#### [Records shown]
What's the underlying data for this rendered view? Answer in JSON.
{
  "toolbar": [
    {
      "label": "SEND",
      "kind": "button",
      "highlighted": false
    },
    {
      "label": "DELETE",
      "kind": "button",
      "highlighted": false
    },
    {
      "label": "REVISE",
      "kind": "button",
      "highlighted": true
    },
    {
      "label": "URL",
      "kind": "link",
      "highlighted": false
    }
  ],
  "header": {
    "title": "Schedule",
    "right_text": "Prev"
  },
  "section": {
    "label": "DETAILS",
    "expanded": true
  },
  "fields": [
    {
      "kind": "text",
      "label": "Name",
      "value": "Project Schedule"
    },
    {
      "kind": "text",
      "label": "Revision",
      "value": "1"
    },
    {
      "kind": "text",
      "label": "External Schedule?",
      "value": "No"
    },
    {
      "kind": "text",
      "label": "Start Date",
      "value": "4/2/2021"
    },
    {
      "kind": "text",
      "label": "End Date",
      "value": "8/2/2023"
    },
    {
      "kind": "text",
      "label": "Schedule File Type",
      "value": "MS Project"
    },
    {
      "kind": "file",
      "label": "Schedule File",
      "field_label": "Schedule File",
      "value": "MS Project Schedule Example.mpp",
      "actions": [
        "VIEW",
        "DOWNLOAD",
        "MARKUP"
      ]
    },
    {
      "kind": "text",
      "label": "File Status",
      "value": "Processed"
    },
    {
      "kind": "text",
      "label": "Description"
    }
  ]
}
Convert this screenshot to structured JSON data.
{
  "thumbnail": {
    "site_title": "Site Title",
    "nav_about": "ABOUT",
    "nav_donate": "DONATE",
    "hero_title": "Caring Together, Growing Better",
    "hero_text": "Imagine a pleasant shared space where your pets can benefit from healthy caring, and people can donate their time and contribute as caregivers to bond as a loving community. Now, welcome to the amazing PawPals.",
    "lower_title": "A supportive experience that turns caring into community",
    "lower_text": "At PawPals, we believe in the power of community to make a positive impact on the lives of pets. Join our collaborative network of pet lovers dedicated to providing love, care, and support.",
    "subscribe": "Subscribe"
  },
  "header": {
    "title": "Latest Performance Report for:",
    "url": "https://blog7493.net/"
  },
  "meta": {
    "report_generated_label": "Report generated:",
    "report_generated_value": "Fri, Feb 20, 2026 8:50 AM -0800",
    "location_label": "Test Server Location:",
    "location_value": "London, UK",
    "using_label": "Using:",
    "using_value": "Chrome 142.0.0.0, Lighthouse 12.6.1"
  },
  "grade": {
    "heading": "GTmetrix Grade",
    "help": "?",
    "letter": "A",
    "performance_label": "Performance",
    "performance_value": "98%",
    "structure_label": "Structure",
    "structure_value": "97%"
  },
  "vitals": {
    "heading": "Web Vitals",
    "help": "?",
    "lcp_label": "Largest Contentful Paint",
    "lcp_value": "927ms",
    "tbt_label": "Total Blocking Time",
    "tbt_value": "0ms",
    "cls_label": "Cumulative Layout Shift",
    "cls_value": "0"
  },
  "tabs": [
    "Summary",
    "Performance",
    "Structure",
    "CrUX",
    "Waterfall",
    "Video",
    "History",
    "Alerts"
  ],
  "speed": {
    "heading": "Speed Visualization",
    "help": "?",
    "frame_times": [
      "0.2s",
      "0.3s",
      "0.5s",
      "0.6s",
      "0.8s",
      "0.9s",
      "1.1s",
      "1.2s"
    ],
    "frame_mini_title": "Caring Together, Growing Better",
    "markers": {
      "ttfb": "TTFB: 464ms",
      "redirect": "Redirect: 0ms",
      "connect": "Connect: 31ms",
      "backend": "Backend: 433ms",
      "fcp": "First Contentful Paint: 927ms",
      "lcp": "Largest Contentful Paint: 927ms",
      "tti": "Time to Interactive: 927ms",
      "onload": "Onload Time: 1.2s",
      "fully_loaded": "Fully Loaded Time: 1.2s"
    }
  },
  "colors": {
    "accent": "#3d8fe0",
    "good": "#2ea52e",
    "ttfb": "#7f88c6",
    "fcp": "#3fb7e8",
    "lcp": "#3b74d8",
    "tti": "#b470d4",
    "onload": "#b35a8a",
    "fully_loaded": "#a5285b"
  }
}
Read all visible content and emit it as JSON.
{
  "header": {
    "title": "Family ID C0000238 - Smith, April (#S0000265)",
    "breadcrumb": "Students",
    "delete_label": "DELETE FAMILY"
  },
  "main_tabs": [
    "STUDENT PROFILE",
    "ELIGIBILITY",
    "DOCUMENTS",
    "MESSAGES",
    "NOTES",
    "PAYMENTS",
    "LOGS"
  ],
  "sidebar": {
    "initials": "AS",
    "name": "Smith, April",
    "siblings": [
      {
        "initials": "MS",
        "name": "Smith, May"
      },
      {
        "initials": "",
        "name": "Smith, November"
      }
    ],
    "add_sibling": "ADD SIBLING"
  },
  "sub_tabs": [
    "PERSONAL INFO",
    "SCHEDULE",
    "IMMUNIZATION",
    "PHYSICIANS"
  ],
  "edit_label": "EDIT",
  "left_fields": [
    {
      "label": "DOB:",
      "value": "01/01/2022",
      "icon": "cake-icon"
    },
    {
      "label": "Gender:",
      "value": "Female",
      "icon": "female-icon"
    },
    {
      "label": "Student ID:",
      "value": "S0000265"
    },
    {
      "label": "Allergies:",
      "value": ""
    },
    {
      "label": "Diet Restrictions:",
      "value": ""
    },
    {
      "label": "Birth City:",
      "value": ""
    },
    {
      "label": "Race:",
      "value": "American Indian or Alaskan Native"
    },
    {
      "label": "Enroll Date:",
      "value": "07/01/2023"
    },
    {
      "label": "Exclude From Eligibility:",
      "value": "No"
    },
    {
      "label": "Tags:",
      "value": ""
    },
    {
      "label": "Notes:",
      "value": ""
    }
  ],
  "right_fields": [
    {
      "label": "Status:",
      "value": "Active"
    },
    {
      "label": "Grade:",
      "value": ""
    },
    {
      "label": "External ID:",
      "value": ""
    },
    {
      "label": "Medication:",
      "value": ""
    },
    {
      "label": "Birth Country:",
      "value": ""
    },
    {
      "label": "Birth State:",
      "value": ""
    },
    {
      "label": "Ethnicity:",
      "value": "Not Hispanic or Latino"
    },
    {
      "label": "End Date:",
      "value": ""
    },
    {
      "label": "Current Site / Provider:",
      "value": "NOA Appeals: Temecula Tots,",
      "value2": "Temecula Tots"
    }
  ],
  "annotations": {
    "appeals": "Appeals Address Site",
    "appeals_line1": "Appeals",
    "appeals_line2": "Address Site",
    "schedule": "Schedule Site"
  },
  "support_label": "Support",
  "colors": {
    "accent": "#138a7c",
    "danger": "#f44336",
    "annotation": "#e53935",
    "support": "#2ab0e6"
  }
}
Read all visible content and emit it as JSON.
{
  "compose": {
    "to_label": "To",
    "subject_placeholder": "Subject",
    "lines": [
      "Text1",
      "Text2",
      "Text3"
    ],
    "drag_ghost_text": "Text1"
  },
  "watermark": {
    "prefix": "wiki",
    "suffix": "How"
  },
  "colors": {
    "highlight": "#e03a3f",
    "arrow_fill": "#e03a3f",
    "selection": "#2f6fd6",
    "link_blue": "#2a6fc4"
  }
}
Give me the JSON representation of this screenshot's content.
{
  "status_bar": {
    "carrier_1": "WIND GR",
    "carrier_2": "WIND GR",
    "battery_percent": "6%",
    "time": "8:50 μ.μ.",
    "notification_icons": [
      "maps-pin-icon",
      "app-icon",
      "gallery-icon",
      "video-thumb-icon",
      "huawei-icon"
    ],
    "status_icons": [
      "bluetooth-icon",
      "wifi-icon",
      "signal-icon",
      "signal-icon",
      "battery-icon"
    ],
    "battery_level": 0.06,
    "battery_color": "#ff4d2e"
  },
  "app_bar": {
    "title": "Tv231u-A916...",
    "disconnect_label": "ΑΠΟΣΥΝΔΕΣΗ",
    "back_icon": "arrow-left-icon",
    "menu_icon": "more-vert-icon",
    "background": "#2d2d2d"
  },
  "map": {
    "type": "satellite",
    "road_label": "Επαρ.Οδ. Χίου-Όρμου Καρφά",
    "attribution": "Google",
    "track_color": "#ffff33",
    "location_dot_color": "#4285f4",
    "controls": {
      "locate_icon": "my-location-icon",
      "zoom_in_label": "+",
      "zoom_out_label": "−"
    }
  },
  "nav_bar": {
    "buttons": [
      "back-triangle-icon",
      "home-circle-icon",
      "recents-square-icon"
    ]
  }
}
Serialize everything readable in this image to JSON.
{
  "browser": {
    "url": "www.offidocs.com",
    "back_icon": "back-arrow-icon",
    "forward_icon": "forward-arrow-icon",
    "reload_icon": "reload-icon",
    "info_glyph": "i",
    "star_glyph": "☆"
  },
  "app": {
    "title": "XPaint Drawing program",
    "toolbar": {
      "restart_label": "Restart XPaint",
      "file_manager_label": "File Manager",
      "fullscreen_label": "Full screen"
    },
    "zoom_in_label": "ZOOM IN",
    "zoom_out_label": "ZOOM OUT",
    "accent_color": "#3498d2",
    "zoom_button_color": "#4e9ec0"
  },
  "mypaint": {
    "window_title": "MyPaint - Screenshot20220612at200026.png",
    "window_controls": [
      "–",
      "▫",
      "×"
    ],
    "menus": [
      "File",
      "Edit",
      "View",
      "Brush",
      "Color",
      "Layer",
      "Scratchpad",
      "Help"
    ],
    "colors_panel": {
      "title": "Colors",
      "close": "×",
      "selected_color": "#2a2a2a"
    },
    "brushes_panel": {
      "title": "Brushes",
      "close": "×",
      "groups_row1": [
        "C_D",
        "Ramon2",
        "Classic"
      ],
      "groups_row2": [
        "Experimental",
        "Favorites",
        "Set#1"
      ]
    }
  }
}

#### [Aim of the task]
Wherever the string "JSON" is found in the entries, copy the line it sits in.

#### [Answer to this exercise]
What's the underlying data for this rendered view? Answer in JSON.
Convert this screenshot to structured JSON data.
Read all visible content and emit it as JSON.
Read all visible content and emit it as JSON.
Give me the JSON representation of this screenshot's content.
Serialize everything readable in this image to JSON.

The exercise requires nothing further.